### Aim of the task:
Reproduce every entry precisely as written.

### Exercise materials:
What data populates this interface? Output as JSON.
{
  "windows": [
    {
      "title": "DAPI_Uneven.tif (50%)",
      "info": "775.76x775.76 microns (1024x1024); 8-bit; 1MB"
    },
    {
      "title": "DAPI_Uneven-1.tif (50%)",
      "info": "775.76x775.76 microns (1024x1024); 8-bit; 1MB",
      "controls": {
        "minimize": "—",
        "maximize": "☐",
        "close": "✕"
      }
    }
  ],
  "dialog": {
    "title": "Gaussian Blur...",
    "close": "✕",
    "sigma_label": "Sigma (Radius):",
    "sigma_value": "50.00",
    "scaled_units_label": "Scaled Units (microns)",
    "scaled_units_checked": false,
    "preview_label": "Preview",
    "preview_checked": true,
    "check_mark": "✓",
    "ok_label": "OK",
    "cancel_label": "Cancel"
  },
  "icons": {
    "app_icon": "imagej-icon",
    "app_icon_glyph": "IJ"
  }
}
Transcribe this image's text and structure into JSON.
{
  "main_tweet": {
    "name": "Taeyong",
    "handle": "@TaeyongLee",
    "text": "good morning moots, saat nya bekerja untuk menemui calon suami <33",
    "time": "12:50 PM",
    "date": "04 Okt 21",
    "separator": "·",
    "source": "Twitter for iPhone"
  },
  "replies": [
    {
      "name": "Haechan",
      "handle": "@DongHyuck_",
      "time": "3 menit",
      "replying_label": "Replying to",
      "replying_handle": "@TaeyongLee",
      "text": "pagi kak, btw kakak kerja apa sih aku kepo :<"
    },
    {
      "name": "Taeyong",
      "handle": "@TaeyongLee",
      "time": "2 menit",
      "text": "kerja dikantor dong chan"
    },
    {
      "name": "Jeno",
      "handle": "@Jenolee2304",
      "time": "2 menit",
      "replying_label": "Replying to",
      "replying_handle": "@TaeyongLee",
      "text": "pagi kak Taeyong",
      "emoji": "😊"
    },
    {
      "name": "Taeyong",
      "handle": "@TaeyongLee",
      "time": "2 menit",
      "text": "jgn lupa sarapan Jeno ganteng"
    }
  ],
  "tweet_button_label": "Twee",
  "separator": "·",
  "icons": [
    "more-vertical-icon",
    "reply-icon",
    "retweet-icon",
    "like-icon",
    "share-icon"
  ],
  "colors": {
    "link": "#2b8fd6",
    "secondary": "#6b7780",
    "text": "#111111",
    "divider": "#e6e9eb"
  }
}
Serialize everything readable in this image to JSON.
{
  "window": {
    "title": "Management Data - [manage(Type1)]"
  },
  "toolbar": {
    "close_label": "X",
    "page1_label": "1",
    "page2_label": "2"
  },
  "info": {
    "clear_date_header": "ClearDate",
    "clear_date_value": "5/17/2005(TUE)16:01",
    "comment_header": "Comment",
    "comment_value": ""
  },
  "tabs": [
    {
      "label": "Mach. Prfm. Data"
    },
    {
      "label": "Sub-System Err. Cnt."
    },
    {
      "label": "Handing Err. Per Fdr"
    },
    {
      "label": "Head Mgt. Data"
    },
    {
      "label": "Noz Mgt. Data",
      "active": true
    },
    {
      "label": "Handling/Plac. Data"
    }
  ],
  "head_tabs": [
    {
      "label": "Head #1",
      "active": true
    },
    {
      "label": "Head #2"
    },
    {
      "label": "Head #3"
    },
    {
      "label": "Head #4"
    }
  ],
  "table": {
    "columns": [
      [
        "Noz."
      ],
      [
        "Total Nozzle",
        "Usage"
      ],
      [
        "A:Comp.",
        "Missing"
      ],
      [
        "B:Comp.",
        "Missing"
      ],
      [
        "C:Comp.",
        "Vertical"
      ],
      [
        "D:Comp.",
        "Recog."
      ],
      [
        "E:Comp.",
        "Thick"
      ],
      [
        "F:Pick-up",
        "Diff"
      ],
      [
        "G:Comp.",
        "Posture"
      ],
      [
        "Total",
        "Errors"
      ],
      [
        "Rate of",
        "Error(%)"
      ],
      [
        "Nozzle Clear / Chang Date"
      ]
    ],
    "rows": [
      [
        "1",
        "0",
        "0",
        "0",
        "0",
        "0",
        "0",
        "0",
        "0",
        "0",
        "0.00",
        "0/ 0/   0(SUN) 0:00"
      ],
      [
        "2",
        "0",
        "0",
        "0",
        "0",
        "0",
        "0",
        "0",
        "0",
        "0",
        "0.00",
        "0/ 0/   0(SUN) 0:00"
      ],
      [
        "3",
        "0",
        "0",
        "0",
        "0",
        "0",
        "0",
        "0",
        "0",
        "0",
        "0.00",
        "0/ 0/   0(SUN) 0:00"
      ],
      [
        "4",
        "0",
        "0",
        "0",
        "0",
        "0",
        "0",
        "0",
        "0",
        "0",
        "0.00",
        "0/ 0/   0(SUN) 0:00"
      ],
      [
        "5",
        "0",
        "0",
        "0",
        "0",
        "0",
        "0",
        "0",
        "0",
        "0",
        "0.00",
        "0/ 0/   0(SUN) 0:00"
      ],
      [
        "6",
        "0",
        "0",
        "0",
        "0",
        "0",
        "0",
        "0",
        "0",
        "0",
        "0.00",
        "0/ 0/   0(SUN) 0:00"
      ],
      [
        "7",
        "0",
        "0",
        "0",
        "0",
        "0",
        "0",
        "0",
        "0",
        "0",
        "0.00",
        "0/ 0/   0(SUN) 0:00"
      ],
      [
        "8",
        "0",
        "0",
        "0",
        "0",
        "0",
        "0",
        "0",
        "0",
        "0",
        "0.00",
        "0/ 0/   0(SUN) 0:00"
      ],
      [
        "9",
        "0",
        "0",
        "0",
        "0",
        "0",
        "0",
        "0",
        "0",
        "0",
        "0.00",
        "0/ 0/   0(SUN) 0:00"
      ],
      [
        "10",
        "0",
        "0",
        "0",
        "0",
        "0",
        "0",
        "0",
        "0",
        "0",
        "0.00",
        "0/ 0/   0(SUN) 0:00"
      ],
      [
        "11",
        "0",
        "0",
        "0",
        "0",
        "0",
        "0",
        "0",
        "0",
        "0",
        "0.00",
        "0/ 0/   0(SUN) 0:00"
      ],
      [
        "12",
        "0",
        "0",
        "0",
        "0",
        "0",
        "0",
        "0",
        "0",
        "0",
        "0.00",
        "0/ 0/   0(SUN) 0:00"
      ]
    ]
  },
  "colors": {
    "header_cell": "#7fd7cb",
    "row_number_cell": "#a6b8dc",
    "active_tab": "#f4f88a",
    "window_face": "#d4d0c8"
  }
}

### Answer for this exercise:
What data populates this interface? Output as JSON.
{
  "windows": [
    {
      "title": "DAPI_Uneven.tif (50%)",
      "info": "775.76x775.76 microns (1024x1024); 8-bit; 1MB"
    },
    {
      "title": "DAPI_Uneven-1.tif (50%)",
      "info": "775.76x775.76 microns (1024x1024); 8-bit; 1MB",
      "controls": {
        "minimize": "—",
        "maximize": "☐",
        "close": "✕"
      }
    }
  ],
  "dialog": {
    "title": "Gaussian Blur...",
    "close": "✕",
    "sigma_label": "Sigma (Radius):",
    "sigma_value": "50.00",
    "scaled_units_label": "Scaled Units (microns)",
    "scaled_units_checked": false,
    "preview_label": "Preview",
    "preview_checked": true,
    "check_mark": "✓",
    "ok_label": "OK",
    "cancel_label": "Cancel"
  },
  "icons": {
    "app_icon": "imagej-icon",
    "app_icon_glyph": "IJ"
  }
}
Transcribe this image's text and structure into JSON.
{
  "main_tweet": {
    "name": "Taeyong",
    "handle": "@TaeyongLee",
    "text": "good morning moots, saat nya bekerja untuk menemui calon suami <33",
    "time": "12:50 PM",
    "date": "04 Okt 21",
    "separator": "·",
    "source": "Twitter for iPhone"
  },
  "replies": [
    {
      "name": "Haechan",
      "handle": "@DongHyuck_",
      "time": "3 menit",
      "replying_label": "Replying to",
      "replying_handle": "@TaeyongLee",
      "text": "pagi kak, btw kakak kerja apa sih aku kepo :<"
    },
    {
      "name": "Taeyong",
      "handle": "@TaeyongLee",
      "time": "2 menit",
      "text": "kerja dikantor dong chan"
    },
    {
      "name": "Jeno",
      "handle": "@Jenolee2304",
      "time": "2 menit",
      "replying_label": "Replying to",
      "replying_handle": "@TaeyongLee",
      "text": "pagi kak Taeyong",
      "emoji": "😊"
    },
    {
      "name": "Taeyong",
      "handle": "@TaeyongLee",
      "time": "2 menit",
      "text": "jgn lupa sarapan Jeno ganteng"
    }
  ],
  "tweet_button_label": "Twee",
  "separator": "·",
  "icons": [
    "more-vertical-icon",
    "reply-icon",
    "retweet-icon",
    "like-icon",
    "share-icon"
  ],
  "colors": {
    "link": "#2b8fd6",
    "secondary": "#6b7780",
    "text": "#111111",
    "divider": "#e6e9eb"
  }
}
Serialize everything readable in this image to JSON.
{
  "window": {
    "title": "Management Data - [manage(Type1)]"
  },
  "toolbar": {
    "close_label": "X",
    "page1_label": "1",
    "page2_label": "2"
  },
  "info": {
    "clear_date_header": "ClearDate",
    "clear_date_value": "5/17/2005(TUE)16:01",
    "comment_header": "Comment",
    "comment_value": ""
  },
  "tabs": [
    {
      "label": "Mach. Prfm. Data"
    },
    {
      "label": "Sub-System Err. Cnt."
    },
    {
      "label": "Handing Err. Per Fdr"
    },
    {
      "label": "Head Mgt. Data"
    },
    {
      "label": "Noz Mgt. Data",
      "active": true
    },
    {
      "label": "Handling/Plac. Data"
    }
  ],
  "head_tabs": [
    {
      "label": "Head #1",
      "active": true
    },
    {
      "label": "Head #2"
    },
    {
      "label": "Head #3"
    },
    {
      "label": "Head #4"
    }
  ],
  "table": {
    "columns": [
      [
        "Noz."
      ],
      [
        "Total Nozzle",
        "Usage"
      ],
      [
        "A:Comp.",
        "Missing"
      ],
      [
        "B:Comp.",
        "Missing"
      ],
      [
        "C:Comp.",
        "Vertical"
      ],
      [
        "D:Comp.",
        "Recog."
      ],
      [
        "E:Comp.",
        "Thick"
      ],
      [
        "F:Pick-up",
        "Diff"
      ],
      [
        "G:Comp.",
        "Posture"
      ],
      [
        "Total",
        "Errors"
      ],
      [
        "Rate of",
        "Error(%)"
      ],
      [
        "Nozzle Clear / Chang Date"
      ]
    ],
    "rows": [
      [
        "1",
        "0",
        "0",
        "0",
        "0",
        "0",
        "0",
        "0",
        "0",
        "0",
        "0.00",
        "0/ 0/   0(SUN) 0:00"
      ],
      [
        "2",
        "0",
        "0",
        "0",
        "0",
        "0",
        "0",
        "0",
        "0",
        "0",
        "0.00",
        "0/ 0/   0(SUN) 0:00"
      ],
      [
        "3",
        "0",
        "0",
        "0",
        "0",
        "0",
        "0",
        "0",
        "0",
        "0",
        "0.00",
        "0/ 0/   0(SUN) 0:00"
      ],
      [
        "4",
        "0",
        "0",
        "0",
        "0",
        "0",
        "0",
        "0",
        "0",
        "0",
        "0.00",
        "0/ 0/   0(SUN) 0:00"
      ],
      [
        "5",
        "0",
        "0",
        "0",
        "0",
        "0",
        "0",
        "0",
        "0",
        "0",
        "0.00",
        "0/ 0/   0(SUN) 0:00"
      ],
      [
        "6",
        "0",
        "0",
        "0",
        "0",
        "0",
        "0",
        "0",
        "0",
        "0",
        "0.00",
        "0/ 0/   0(SUN) 0:00"
      ],
      [
        "7",
        "0",
        "0",
        "0",
        "0",
        "0",
        "0",
        "0",
        "0",
        "0",
        "0.00",
        "0/ 0/   0(SUN) 0:00"
      ],
      [
        "8",
        "0",
        "0",
        "0",
        "0",
        "0",
        "0",
        "0",
        "0",
        "0",
        "0.00",
        "0/ 0/   0(SUN) 0:00"
      ],
      [
        "9",
        "0",
        "0",
        "0",
        "0",
        "0",
        "0",
        "0",
        "0",
        "0",
        "0.00",
        "0/ 0/   0(SUN) 0:00"
      ],
      [
        "10",
        "0",
        "0",
        "0",
        "0",
        "0",
        "0",
        "0",
        "0",
        "0",
        "0.00",
        "0/ 0/   0(SUN) 0:00"
      ],
      [
        "11",
        "0",
        "0",
        "0",
        "0",
        "0",
        "0",
        "0",
        "0",
        "0",
        "0.00",
        "0/ 0/   0(SUN) 0:00"
      ],
      [
        "12",
        "0",
        "0",
        "0",
        "0",
        "0",
        "0",
        "0",
        "0",
        "0",
        "0.00",
        "0/ 0/   0(SUN) 0:00"
      ]
    ]
  },
  "colors": {
    "header_cell": "#7fd7cb",
    "row_number_cell": "#a6b8dc",
    "active_tab": "#f4f88a",
    "window_face": "#d4d0c8"
  }
}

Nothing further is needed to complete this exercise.